Specialising in film photography, Tamary’s work has mainly explored notions of race and representation in the postcolonial era. Her latest body of work, titled Maintaining Memories, evokes her family archive and archaic and contemporary photography techniques in a series of new and stirring images.
“My inspiration for the work comes from a story my aunt told me about our family history. My great great great grandfather was a white Anglo Boer War commissioner who fell in love with a black plantation worker named Rosy, who worked for him at that time,” says Tamary, whose process for making these portraits involved using a large 4×5 vintage camera, which works the same way as a pinhole camera.
“For the images, which are not black and white, I used a digital camera. To mimic early photographs, I used vintage filters on the images.”
“Due to the political climate in the Orange Free State during the early 1900s, [at a time when racial tension, segregation and injustice along racial lines were at an all time high], Rosy and her great great great grandfather were forced to separate. But before parting ways, they had six children”.
Two of the children were classified as black (Sophie and Namasi,) two of them were classified as coloured (Martha and Lindy) and the other two were classified as white (Peter and Ben).
“My great great grandfather, Peter, grew up and became a boer soldier. He would occasionally sneak food to his siblings at night but when he was caught he was chased away to a black urban area with his wife. Years later they had a son named Harry, who married a black woman.”

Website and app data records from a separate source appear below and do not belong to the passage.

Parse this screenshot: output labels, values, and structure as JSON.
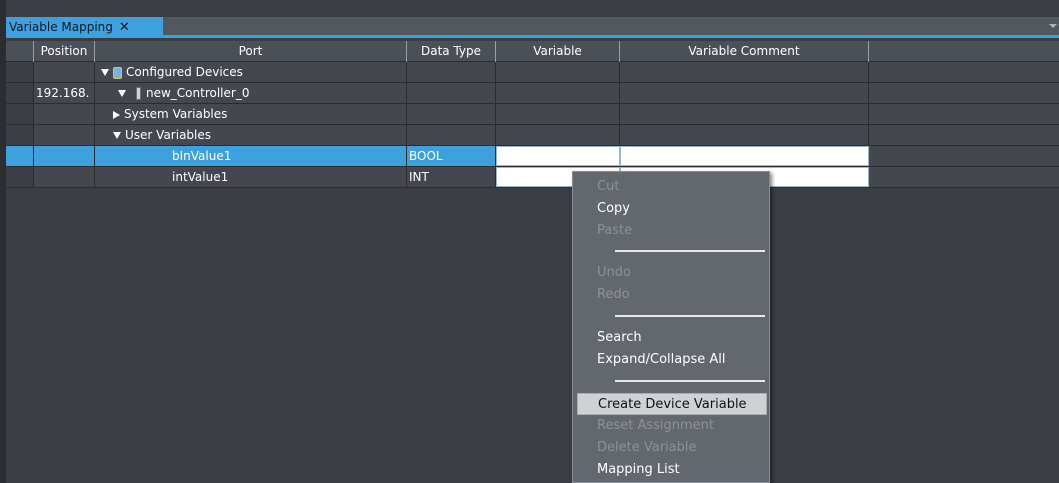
{
  "tab": {
    "label": "Variable Mapping",
    "close": "✕"
  },
  "columns": [
    "Position",
    "Port",
    "Data Type",
    "Variable",
    "Variable Comment"
  ],
  "rows": [
    {
      "position": "",
      "port": "Configured Devices",
      "data_type": ""
    },
    {
      "position": "192.168.",
      "port": "new_Controller_0",
      "data_type": ""
    },
    {
      "position": "",
      "port": "System Variables",
      "data_type": ""
    },
    {
      "position": "",
      "port": "User Variables",
      "data_type": ""
    },
    {
      "position": "",
      "port": "bInValue1",
      "data_type": "BOOL"
    },
    {
      "position": "",
      "port": "intValue1",
      "data_type": "INT"
    }
  ],
  "context_menu": {
    "cut": "Cut",
    "copy": "Copy",
    "paste": "Paste",
    "undo": "Undo",
    "redo": "Redo",
    "search": "Search",
    "expand_collapse": "Expand/Collapse All",
    "create_device_variable": "Create Device Variable",
    "reset_assignment": "Reset Assignment",
    "delete_variable": "Delete Variable",
    "mapping_list": "Mapping List"
  },
  "colors": {
    "accent": "#3ea0dc",
    "menu_bg": "#63676e",
    "grid_bg": "#44474d"
  }
}
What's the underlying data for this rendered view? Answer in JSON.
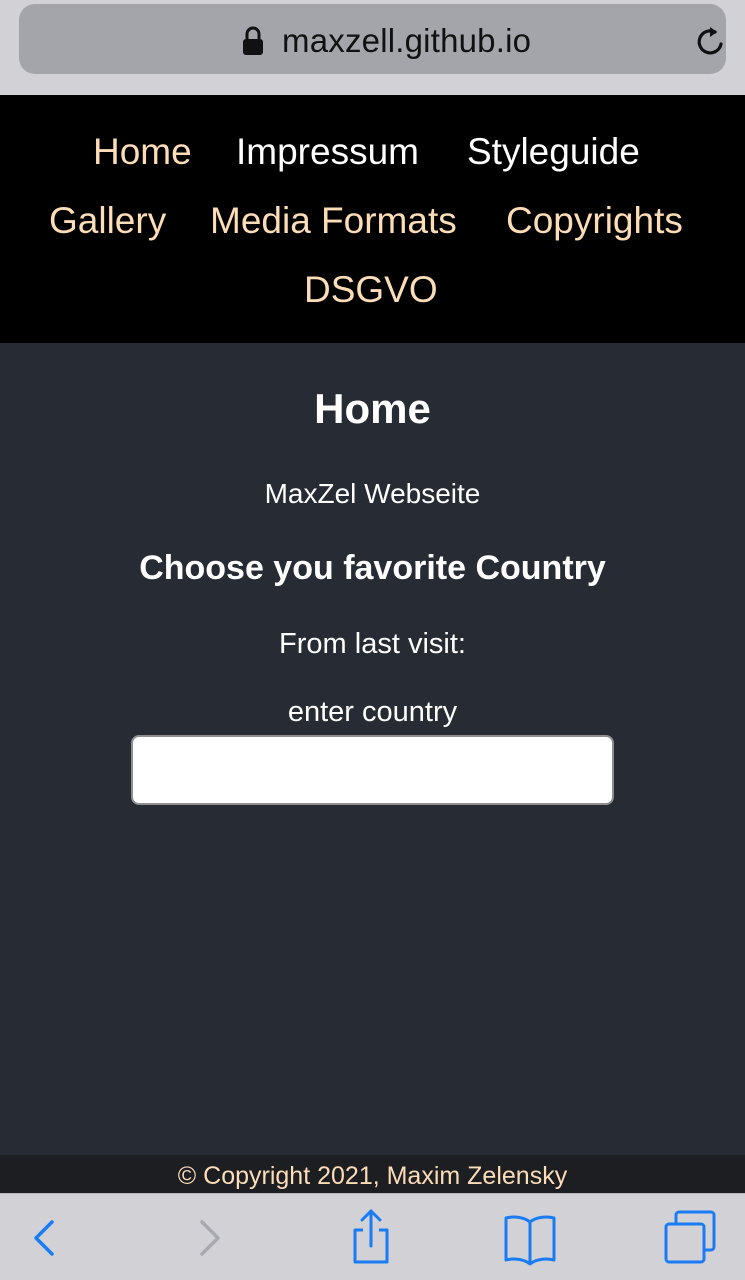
{
  "browser": {
    "url": "maxzell.github.io",
    "lock_icon": "lock-icon",
    "reload_icon": "reload-icon"
  },
  "nav": {
    "items": [
      {
        "label": "Home",
        "active": true
      },
      {
        "label": "Impressum",
        "active": false
      },
      {
        "label": "Styleguide",
        "active": false
      },
      {
        "label": "Gallery",
        "active": true
      },
      {
        "label": "Media Formats",
        "active": true
      },
      {
        "label": "Copyrights",
        "active": true
      },
      {
        "label": "DSGVO",
        "active": true
      }
    ]
  },
  "main": {
    "title": "Home",
    "subtitle": "MaxZel Webseite",
    "section_title": "Choose you favorite Country",
    "last_visit_label": "From last visit:",
    "enter_label": "enter country",
    "country_input_value": ""
  },
  "footer": {
    "copyright": "© Copyright 2021, Maxim Zelensky"
  },
  "toolbar": {
    "back_icon": "chevron-left-icon",
    "forward_icon": "chevron-right-icon",
    "share_icon": "share-icon",
    "bookmarks_icon": "book-icon",
    "tabs_icon": "tabs-icon"
  },
  "colors": {
    "accent_link": "#fddcb8",
    "page_bg": "#272b33",
    "nav_bg": "#000000",
    "toolbar_blue": "#1a7cf5"
  }
}
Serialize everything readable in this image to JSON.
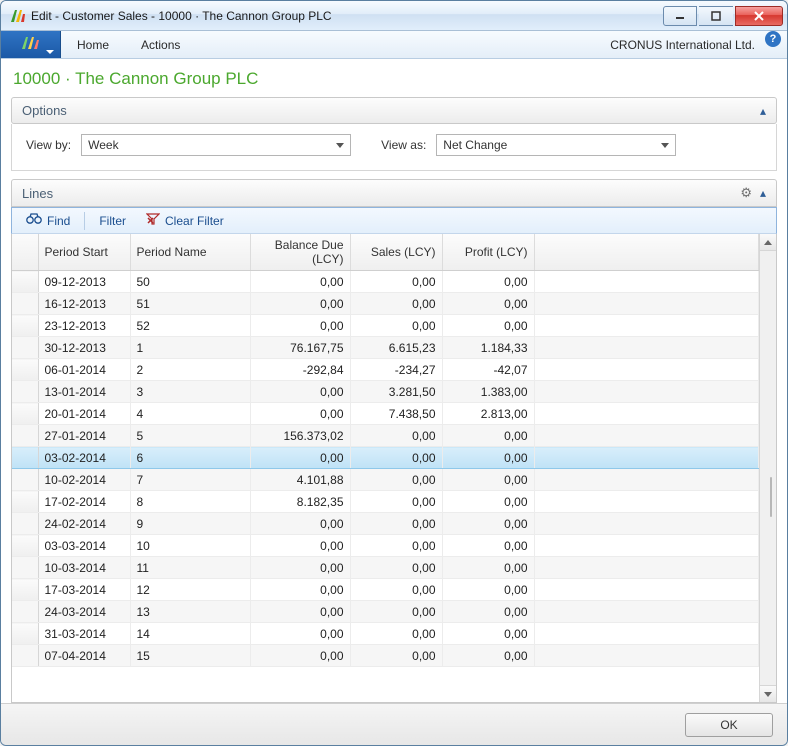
{
  "window": {
    "title": "Edit - Customer Sales - 10000 · The Cannon Group PLC"
  },
  "ribbon": {
    "tabs": {
      "home": "Home",
      "actions": "Actions"
    },
    "company": "CRONUS International Ltd."
  },
  "heading": "10000 · The Cannon Group PLC",
  "options": {
    "title": "Options",
    "view_by": {
      "label": "View by:",
      "value": "Week"
    },
    "view_as": {
      "label": "View as:",
      "value": "Net Change"
    }
  },
  "lines": {
    "title": "Lines",
    "toolbar": {
      "find": "Find",
      "filter": "Filter",
      "clear_filter": "Clear Filter"
    },
    "columns": {
      "period_start": "Period Start",
      "period_name": "Period Name",
      "balance_due": "Balance Due (LCY)",
      "sales": "Sales (LCY)",
      "profit": "Profit (LCY)"
    },
    "selected_index": 8,
    "rows": [
      {
        "period_start": "09-12-2013",
        "period_name": "50",
        "balance_due": "0,00",
        "sales": "0,00",
        "profit": "0,00"
      },
      {
        "period_start": "16-12-2013",
        "period_name": "51",
        "balance_due": "0,00",
        "sales": "0,00",
        "profit": "0,00"
      },
      {
        "period_start": "23-12-2013",
        "period_name": "52",
        "balance_due": "0,00",
        "sales": "0,00",
        "profit": "0,00"
      },
      {
        "period_start": "30-12-2013",
        "period_name": "1",
        "balance_due": "76.167,75",
        "sales": "6.615,23",
        "profit": "1.184,33"
      },
      {
        "period_start": "06-01-2014",
        "period_name": "2",
        "balance_due": "-292,84",
        "sales": "-234,27",
        "profit": "-42,07"
      },
      {
        "period_start": "13-01-2014",
        "period_name": "3",
        "balance_due": "0,00",
        "sales": "3.281,50",
        "profit": "1.383,00"
      },
      {
        "period_start": "20-01-2014",
        "period_name": "4",
        "balance_due": "0,00",
        "sales": "7.438,50",
        "profit": "2.813,00"
      },
      {
        "period_start": "27-01-2014",
        "period_name": "5",
        "balance_due": "156.373,02",
        "sales": "0,00",
        "profit": "0,00"
      },
      {
        "period_start": "03-02-2014",
        "period_name": "6",
        "balance_due": "0,00",
        "sales": "0,00",
        "profit": "0,00"
      },
      {
        "period_start": "10-02-2014",
        "period_name": "7",
        "balance_due": "4.101,88",
        "sales": "0,00",
        "profit": "0,00"
      },
      {
        "period_start": "17-02-2014",
        "period_name": "8",
        "balance_due": "8.182,35",
        "sales": "0,00",
        "profit": "0,00"
      },
      {
        "period_start": "24-02-2014",
        "period_name": "9",
        "balance_due": "0,00",
        "sales": "0,00",
        "profit": "0,00"
      },
      {
        "period_start": "03-03-2014",
        "period_name": "10",
        "balance_due": "0,00",
        "sales": "0,00",
        "profit": "0,00"
      },
      {
        "period_start": "10-03-2014",
        "period_name": "11",
        "balance_due": "0,00",
        "sales": "0,00",
        "profit": "0,00"
      },
      {
        "period_start": "17-03-2014",
        "period_name": "12",
        "balance_due": "0,00",
        "sales": "0,00",
        "profit": "0,00"
      },
      {
        "period_start": "24-03-2014",
        "period_name": "13",
        "balance_due": "0,00",
        "sales": "0,00",
        "profit": "0,00"
      },
      {
        "period_start": "31-03-2014",
        "period_name": "14",
        "balance_due": "0,00",
        "sales": "0,00",
        "profit": "0,00"
      },
      {
        "period_start": "07-04-2014",
        "period_name": "15",
        "balance_due": "0,00",
        "sales": "0,00",
        "profit": "0,00"
      }
    ]
  },
  "footer": {
    "ok": "OK"
  }
}
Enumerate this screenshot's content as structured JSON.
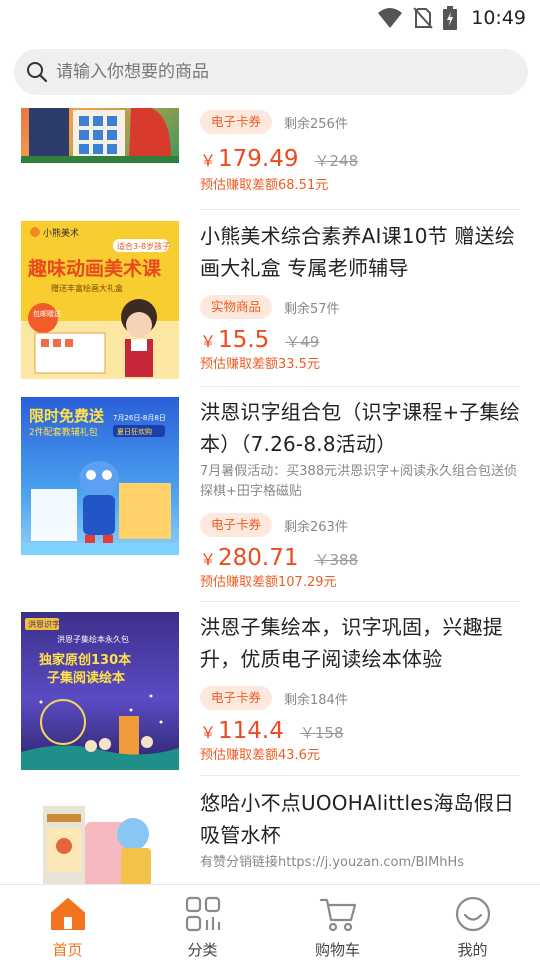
{
  "status_bar": {
    "time": "10:49",
    "icons": [
      "wifi-icon",
      "no-sim-icon",
      "battery-charging-icon"
    ]
  },
  "search": {
    "placeholder": "请输入你想要的商品",
    "icon": "search-icon"
  },
  "products": [
    {
      "id": 1,
      "title_tail": "",
      "tag": "电子卡券",
      "stock": "剩余256件",
      "currency": "￥",
      "price": "179.49",
      "original_price": "￥248",
      "earn": "预估赚取差额68.51元"
    },
    {
      "id": 2,
      "title": "小熊美术综合素养AI课10节 赠送绘画大礼盒 专属老师辅导",
      "tag": "实物商品",
      "stock": "剩余57件",
      "currency": "￥",
      "price": "15.5",
      "original_price": "￥49",
      "earn": "预估赚取差额33.5元",
      "image_text": {
        "brand": "小熊美术",
        "badge": "适合3-8岁孩子",
        "headline": "趣味动画美术课",
        "sub": "赠送丰富绘画大礼盒",
        "bubble": "包邮赠送"
      }
    },
    {
      "id": 3,
      "title": "洪恩识字组合包（识字课程+子集绘本）（7.26-8.8活动）",
      "desc": "7月暑假活动：买388元洪恩识字+阅读永久组合包送侦探棋+田字格磁贴",
      "tag": "电子卡券",
      "stock": "剩余263件",
      "currency": "￥",
      "price": "280.71",
      "original_price": "￥388",
      "earn": "预估赚取差额107.29元",
      "image_text": {
        "line1": "限时免费送",
        "line2": "2件配套教辅礼包",
        "date": "7月26日-8月8日",
        "tag": "夏日狂欢购"
      }
    },
    {
      "id": 4,
      "title": "洪恩子集绘本，识字巩固，兴趣提升，优质电子阅读绘本体验",
      "tag": "电子卡券",
      "stock": "剩余184件",
      "currency": "￥",
      "price": "114.4",
      "original_price": "￥158",
      "earn": "预估赚取差额43.6元",
      "image_text": {
        "brand": "洪恩识字",
        "sub": "洪恩子集绘本永久包",
        "line1": "独家原创130本",
        "line2": "子集阅读绘本"
      }
    },
    {
      "id": 5,
      "title": "悠哈小不点UOOHAlittles海岛假日吸管水杯",
      "desc": "有赞分销链接https://j.youzan.com/BlMhHs"
    }
  ],
  "nav": [
    {
      "label": "首页",
      "icon": "home-icon",
      "active": true
    },
    {
      "label": "分类",
      "icon": "category-icon",
      "active": false
    },
    {
      "label": "购物车",
      "icon": "cart-icon",
      "active": false
    },
    {
      "label": "我的",
      "icon": "profile-icon",
      "active": false
    }
  ],
  "colors": {
    "accent": "#ee4a1c",
    "tag_bg": "#fde8dd",
    "nav_active": "#f2731d"
  }
}
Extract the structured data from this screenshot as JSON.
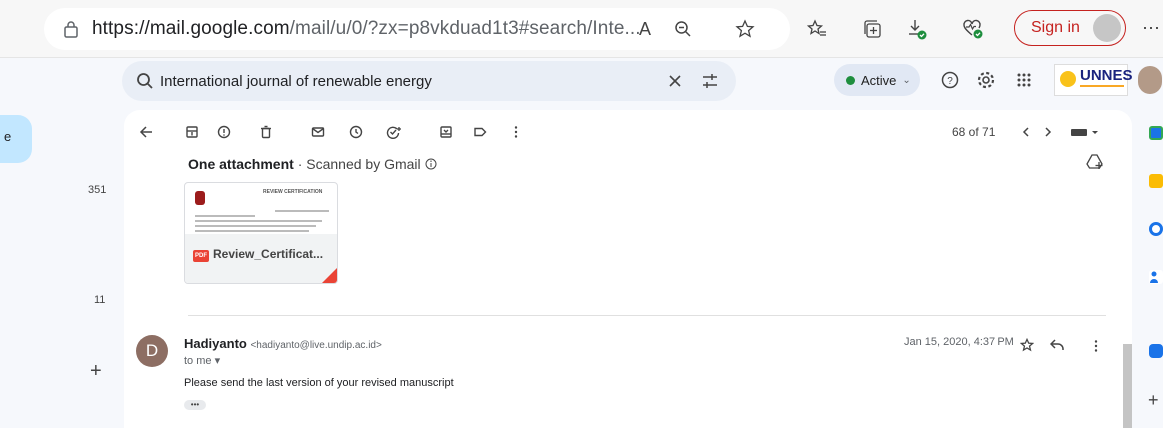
{
  "browser": {
    "url_host": "https://mail.google.com",
    "url_path": "/mail/u/0/?zx=p8vkduad1t3#search/Inte...",
    "read_aloud_glyph": "A",
    "signin_label": "Sign in",
    "more_glyph": "⋯"
  },
  "search": {
    "query": "International journal of renewable energy"
  },
  "status": {
    "label": "Active"
  },
  "logo_text": "UNNES",
  "left_counts": [
    "351",
    "11"
  ],
  "compose_stub": "e",
  "toolbar": {
    "pager": "68 of 71"
  },
  "attachment": {
    "heading": "One attachment",
    "scanned": "·  Scanned by Gmail",
    "file_name": "Review_Certificat...",
    "badge": "PDF",
    "preview_title": "REVIEW CERTIFICATION"
  },
  "message": {
    "avatar_letter": "D",
    "sender_name": "Hadiyanto",
    "sender_email": "<hadiyanto@live.undip.ac.id>",
    "to": "to me ▾",
    "date": "Jan 15, 2020, 4:37 PM",
    "body": "Please send the last version of your revised manuscript",
    "more": "•••"
  },
  "colors": {
    "accent_red": "#c5221f",
    "active_green": "#1e8e3e",
    "pdf_red": "#ea4335"
  }
}
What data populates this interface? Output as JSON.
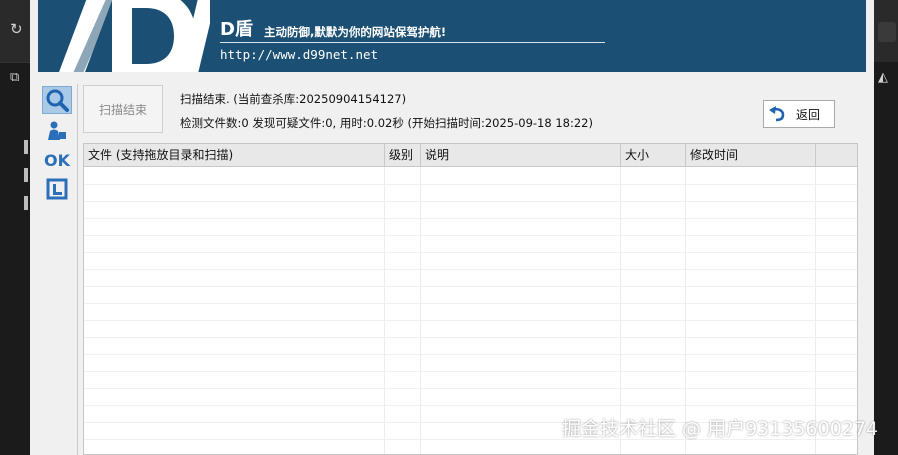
{
  "app": {
    "brand": "D盾",
    "slogan": "主动防御,默默为你的网站保驾护航!",
    "url": "http://www.d99net.net"
  },
  "sidebar": {
    "items": [
      {
        "name": "scan",
        "icon": "magnifier-icon",
        "active": true
      },
      {
        "name": "user",
        "icon": "user-tool-icon",
        "active": false
      },
      {
        "name": "ok",
        "label": "OK",
        "icon": "ok-icon",
        "active": false
      },
      {
        "name": "window",
        "icon": "window-icon",
        "active": false
      }
    ]
  },
  "scan_panel": {
    "scan_button_label": "扫描结束",
    "status_line1": "扫描结束. (当前查杀库:20250904154127)",
    "status_line2": "检测文件数:0 发现可疑文件:0, 用时:0.02秒 (开始扫描时间:2025-09-18 18:22)",
    "back_button_label": "返回"
  },
  "table": {
    "columns": [
      "文件 (支持拖放目录和扫描)",
      "级别",
      "说明",
      "大小",
      "修改时间"
    ],
    "rows": []
  },
  "watermark": "掘金技术社区 @ 用户93135600274",
  "colors": {
    "banner": "#1b4f73",
    "dialog_bg": "#f0f0f0",
    "sidebar_icon": "#2a6fb8",
    "active_item": "#aac9e6"
  }
}
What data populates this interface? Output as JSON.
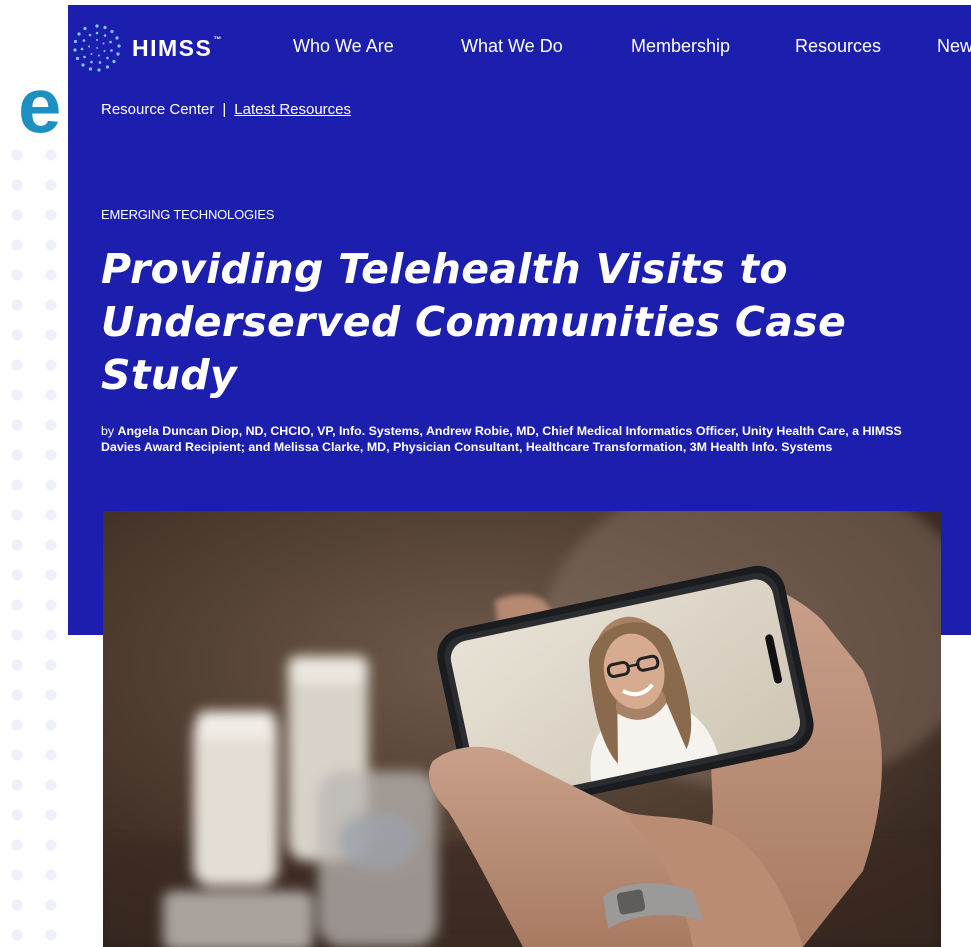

Maintaining Memories, which first showed at Michaelis Galleries at the end of last year, pays tribute to them.